Search the data below for the word "subject" and copy each line that holds it.
-------- Input records --------
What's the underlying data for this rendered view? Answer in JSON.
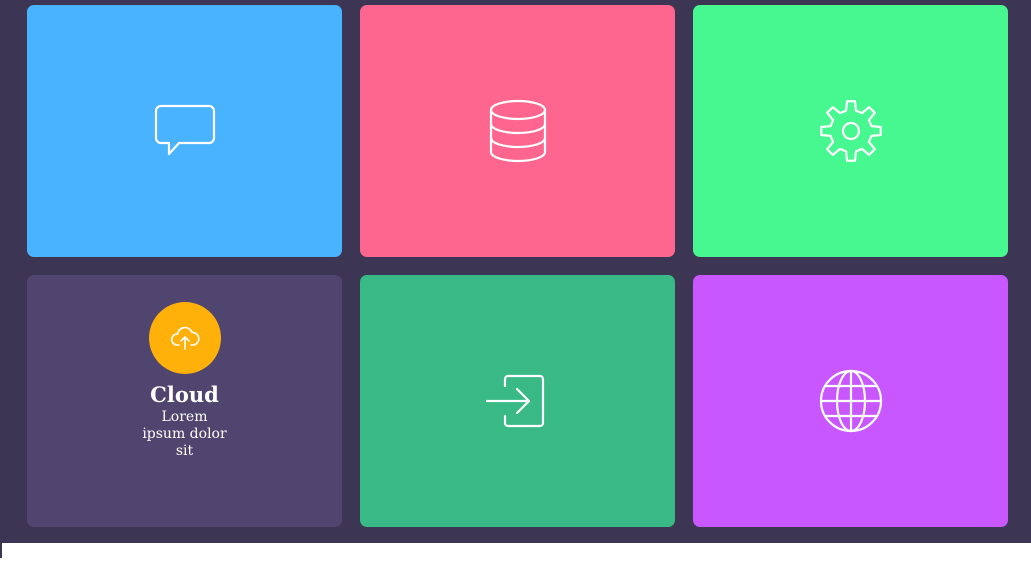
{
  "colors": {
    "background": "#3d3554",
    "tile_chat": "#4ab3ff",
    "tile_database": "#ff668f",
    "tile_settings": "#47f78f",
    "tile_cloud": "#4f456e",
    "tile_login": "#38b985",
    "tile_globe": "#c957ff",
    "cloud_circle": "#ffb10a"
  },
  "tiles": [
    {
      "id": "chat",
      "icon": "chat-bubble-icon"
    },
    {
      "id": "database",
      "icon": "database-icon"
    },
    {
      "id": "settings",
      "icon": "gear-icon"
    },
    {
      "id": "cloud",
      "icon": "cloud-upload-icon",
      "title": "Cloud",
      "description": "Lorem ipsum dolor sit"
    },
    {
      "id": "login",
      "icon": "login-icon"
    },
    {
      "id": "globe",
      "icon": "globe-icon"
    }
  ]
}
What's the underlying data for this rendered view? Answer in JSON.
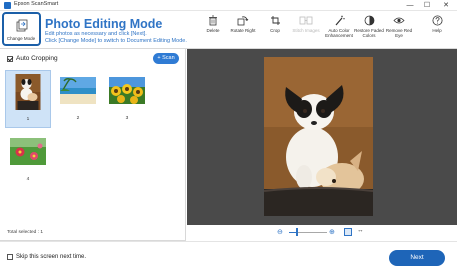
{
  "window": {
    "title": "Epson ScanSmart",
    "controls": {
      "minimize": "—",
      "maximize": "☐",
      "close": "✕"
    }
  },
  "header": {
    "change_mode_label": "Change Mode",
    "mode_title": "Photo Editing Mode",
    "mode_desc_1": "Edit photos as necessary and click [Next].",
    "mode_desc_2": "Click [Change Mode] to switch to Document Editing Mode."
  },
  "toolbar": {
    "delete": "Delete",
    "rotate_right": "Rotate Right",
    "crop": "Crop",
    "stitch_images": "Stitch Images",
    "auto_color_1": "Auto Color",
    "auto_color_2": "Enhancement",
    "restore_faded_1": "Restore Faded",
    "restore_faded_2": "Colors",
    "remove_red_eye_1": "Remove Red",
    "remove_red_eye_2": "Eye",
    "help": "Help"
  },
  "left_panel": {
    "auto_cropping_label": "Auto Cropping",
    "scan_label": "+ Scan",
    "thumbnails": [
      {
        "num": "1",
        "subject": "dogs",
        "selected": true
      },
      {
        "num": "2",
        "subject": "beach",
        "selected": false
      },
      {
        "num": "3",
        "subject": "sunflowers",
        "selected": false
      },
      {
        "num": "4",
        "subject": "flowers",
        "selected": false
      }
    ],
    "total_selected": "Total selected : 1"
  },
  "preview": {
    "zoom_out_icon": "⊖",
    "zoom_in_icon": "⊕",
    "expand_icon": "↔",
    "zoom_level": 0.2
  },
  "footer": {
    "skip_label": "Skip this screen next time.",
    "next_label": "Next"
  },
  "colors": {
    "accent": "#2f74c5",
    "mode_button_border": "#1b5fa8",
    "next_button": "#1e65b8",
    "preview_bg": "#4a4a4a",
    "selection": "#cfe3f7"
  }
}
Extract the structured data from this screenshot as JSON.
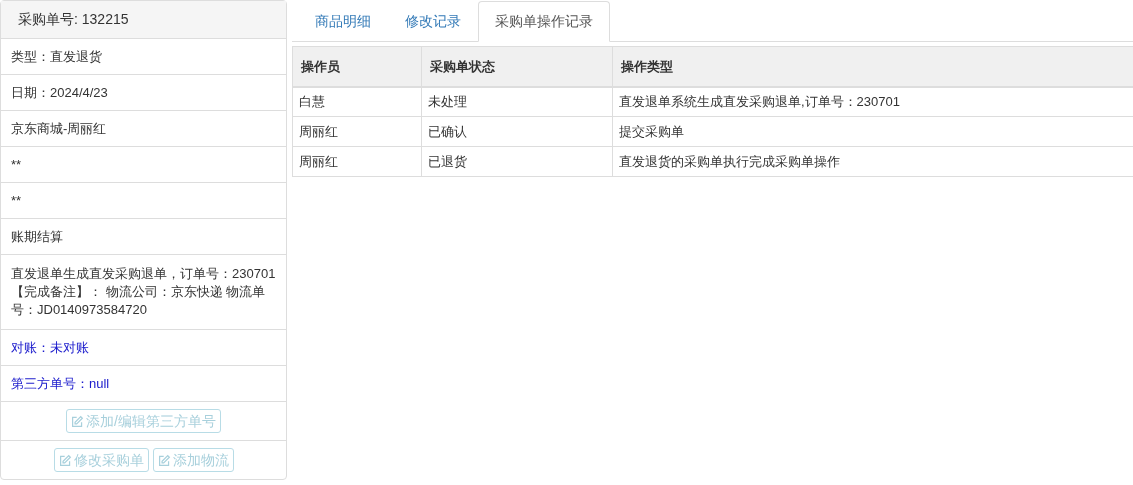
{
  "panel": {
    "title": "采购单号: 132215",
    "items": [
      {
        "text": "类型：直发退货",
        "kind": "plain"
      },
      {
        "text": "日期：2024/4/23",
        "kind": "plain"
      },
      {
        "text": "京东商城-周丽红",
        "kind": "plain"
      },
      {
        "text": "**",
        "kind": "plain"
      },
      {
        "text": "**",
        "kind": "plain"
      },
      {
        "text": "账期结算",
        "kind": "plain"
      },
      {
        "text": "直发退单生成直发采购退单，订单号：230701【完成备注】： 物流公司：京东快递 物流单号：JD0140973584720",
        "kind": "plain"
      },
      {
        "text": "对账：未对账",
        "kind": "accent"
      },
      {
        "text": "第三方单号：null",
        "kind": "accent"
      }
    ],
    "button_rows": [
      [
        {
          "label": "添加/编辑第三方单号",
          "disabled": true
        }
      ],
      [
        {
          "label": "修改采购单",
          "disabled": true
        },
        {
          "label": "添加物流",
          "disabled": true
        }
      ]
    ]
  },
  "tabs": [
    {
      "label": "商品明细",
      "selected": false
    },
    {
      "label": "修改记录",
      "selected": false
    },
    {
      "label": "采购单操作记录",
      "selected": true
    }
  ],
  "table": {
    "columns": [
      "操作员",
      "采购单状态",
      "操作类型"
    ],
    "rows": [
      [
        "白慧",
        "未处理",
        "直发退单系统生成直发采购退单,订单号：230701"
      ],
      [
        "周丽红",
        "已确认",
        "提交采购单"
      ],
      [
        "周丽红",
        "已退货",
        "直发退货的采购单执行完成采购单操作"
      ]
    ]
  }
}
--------
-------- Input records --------
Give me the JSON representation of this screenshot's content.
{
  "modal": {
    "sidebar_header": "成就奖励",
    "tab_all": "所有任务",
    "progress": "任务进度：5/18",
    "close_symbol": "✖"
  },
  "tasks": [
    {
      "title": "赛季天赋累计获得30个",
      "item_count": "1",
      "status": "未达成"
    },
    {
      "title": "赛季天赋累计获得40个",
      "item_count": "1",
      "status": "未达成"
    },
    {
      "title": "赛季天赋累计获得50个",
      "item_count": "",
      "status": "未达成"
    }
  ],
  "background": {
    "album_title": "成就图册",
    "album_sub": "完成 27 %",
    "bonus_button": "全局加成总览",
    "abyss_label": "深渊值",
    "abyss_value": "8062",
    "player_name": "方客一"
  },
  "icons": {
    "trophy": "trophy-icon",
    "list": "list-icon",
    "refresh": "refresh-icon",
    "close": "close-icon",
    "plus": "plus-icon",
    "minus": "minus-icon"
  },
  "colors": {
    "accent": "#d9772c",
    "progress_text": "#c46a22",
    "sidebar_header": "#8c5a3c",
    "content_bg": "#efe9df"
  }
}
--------
* _Response below_
        "subject": "dogs",
        "subject": "beach",
        "subject": "sunflowers",
        "subject": "flowers",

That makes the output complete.